Start of Provided records
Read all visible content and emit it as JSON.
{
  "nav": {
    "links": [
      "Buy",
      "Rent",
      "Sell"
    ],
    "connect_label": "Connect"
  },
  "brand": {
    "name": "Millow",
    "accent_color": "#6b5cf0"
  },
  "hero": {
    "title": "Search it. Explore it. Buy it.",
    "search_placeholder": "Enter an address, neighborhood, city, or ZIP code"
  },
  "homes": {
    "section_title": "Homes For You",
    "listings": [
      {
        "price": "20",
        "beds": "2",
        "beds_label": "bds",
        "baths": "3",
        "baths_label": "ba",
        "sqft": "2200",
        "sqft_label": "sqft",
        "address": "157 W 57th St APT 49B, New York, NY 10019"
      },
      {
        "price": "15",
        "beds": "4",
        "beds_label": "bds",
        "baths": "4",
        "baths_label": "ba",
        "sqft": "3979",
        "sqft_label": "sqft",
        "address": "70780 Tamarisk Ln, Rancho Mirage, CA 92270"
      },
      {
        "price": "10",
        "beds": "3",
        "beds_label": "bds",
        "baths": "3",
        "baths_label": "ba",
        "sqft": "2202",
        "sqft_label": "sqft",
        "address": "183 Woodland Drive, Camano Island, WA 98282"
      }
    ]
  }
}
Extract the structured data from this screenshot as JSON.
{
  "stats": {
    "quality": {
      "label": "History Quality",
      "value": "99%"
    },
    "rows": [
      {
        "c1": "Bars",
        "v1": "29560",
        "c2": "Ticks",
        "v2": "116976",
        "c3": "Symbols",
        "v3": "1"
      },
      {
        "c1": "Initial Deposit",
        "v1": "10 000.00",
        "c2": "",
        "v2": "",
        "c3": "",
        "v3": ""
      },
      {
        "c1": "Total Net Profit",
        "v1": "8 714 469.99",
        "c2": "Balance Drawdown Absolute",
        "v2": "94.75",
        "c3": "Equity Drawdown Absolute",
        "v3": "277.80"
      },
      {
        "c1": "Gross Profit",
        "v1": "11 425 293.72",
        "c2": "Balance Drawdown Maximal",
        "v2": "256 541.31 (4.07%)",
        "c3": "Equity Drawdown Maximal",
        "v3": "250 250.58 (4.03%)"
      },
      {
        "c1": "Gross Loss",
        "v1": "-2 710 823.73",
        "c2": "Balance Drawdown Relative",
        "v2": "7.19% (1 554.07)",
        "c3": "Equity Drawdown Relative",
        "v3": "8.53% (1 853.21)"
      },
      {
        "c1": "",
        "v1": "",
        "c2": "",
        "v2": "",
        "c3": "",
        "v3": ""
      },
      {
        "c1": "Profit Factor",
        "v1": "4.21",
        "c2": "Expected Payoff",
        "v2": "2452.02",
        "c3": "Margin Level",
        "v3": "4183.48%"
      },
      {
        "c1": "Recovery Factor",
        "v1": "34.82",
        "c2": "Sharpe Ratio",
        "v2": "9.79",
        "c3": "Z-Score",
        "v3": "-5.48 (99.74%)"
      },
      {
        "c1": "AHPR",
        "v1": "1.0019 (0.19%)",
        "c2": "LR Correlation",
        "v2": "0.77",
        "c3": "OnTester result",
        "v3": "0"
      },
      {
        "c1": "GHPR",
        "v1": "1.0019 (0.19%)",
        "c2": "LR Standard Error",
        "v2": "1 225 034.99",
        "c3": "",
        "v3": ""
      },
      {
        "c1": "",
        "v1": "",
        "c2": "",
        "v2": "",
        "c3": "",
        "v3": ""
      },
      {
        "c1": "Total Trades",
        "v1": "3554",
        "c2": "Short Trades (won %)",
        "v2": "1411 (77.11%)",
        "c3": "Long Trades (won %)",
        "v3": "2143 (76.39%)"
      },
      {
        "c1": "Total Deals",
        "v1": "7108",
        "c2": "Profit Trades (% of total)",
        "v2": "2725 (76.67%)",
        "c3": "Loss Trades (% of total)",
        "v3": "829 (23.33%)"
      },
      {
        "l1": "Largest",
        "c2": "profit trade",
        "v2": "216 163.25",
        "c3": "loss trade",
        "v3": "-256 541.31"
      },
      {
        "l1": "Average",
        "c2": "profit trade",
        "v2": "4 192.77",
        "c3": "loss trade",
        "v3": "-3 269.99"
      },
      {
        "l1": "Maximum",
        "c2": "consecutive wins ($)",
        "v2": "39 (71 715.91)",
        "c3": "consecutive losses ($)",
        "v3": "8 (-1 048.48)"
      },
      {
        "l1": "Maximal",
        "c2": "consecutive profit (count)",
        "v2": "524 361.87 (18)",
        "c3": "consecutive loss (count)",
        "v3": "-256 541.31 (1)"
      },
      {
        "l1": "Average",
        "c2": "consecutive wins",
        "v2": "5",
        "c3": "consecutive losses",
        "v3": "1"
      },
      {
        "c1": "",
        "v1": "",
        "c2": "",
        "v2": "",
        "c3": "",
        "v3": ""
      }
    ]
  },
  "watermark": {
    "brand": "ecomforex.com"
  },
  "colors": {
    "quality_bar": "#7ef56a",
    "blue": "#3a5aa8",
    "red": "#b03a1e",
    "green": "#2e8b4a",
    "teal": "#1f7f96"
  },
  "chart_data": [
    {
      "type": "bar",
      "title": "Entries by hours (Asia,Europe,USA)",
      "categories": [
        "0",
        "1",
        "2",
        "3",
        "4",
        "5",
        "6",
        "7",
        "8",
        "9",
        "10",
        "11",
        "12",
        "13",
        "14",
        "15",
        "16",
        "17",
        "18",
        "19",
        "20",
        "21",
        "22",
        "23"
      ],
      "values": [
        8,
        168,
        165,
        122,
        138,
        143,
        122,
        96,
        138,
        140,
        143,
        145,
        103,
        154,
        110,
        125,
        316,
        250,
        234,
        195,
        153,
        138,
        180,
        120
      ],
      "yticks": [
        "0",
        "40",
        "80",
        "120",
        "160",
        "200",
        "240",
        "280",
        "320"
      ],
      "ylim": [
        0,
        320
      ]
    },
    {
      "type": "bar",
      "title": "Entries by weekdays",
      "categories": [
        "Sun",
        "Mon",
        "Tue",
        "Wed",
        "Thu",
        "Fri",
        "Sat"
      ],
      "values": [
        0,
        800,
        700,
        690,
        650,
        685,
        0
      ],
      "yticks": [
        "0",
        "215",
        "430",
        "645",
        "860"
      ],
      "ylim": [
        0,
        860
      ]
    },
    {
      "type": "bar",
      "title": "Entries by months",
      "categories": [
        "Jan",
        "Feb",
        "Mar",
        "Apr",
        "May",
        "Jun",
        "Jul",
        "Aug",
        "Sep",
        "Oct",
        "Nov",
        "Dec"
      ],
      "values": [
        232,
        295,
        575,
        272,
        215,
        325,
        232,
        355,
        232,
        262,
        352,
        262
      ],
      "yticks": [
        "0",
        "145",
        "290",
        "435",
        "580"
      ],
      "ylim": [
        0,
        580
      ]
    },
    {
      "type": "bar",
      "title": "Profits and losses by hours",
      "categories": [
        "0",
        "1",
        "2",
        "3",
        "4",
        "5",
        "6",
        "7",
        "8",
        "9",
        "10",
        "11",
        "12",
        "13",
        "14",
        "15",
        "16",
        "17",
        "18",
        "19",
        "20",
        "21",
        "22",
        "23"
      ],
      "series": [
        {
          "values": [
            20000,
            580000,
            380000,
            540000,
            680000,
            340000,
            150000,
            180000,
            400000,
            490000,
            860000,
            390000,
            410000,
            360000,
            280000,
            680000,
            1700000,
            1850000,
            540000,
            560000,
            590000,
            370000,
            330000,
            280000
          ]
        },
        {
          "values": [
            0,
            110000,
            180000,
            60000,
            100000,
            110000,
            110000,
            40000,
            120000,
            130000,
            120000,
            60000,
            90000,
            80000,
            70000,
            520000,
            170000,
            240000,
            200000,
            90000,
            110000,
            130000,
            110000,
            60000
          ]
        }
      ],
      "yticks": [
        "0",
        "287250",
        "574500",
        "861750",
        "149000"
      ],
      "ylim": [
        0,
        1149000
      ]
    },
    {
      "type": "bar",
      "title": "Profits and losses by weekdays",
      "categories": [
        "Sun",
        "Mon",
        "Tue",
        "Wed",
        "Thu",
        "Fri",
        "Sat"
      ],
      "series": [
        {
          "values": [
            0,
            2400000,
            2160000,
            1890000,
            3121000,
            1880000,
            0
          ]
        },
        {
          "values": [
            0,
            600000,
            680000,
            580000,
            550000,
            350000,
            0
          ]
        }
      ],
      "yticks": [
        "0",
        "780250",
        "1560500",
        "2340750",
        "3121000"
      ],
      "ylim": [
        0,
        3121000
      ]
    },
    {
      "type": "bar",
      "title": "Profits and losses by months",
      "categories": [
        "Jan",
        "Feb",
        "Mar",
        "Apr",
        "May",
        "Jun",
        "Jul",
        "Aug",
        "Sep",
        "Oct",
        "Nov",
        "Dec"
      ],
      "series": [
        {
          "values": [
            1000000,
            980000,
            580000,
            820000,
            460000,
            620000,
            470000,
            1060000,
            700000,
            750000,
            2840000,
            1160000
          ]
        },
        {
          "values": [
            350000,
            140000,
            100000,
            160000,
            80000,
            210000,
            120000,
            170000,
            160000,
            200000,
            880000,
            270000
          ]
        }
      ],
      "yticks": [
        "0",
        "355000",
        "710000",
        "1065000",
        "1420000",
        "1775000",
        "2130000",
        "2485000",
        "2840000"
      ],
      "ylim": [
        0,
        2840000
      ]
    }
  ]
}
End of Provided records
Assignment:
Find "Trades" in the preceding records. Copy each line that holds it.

Exercise answer:
        "c1": "Total Trades",
        "c2": "Short Trades (won %)",
        "c3": "Long Trades (won %)",
        "c2": "Profit Trades (% of total)",
        "c3": "Loss Trades (% of total)",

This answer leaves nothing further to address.